Here we are, raising our daughter with special needs – thankful to have enough money to give her private lessons and therapies when needed. We’re grateful to be able to put aside money in a savings account for her, thinking we’re being responsible and taking care of her future needs. But are we?
I’ve lived inIsraelfor over 30 years and after years of scraping by, we are finally financially solvent. Recently, we reviewed our savings of 10 years. We have put together enough for a bare monthly minimum for our daughter to live on for hardly two years. Rude awakening? More like panic.
Like everything else in the world of special needs inIsrael, it’s all a mystery until you’ve gone through it yourself.

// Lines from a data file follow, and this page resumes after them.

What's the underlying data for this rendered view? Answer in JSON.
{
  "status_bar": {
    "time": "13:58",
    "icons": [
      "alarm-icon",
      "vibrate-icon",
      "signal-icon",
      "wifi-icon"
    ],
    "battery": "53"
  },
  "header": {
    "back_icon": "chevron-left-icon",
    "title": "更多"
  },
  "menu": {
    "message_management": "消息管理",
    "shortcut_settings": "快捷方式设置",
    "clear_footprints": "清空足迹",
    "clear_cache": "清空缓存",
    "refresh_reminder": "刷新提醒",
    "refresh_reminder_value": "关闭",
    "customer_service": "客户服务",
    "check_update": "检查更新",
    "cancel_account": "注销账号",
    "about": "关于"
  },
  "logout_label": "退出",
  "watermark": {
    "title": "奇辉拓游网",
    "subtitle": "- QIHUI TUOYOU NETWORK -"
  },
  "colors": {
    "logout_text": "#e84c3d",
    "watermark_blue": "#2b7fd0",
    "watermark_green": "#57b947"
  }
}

No government agency volunteers information or assistance – in fact when we met with a social worker from the welfare ministry to hopefully get some information about assistance and services for our teen with Down syndrome, we were told that they had NOTHING to offer. Well, maybe one weekend a year when we could park her in one of their “nofshonim” and have a weekend off to ourselves. Well, that might work for dogs (and often not very well) but children or teens don’t feel comfortable in a completely alien environment without a single familiar face. So we said “No thanks.”
When your child is small, you expect to be providing for all her needs but as a child with special needs gets older, you start to think: Does this dependency ever end? Who will take over from me? How will she manage as an adult? How will I provide for her financially? Does she have to be a burden on her siblings?
So many questions. Not enough money.
By Miriam Avraham, Shutaf Co-Founder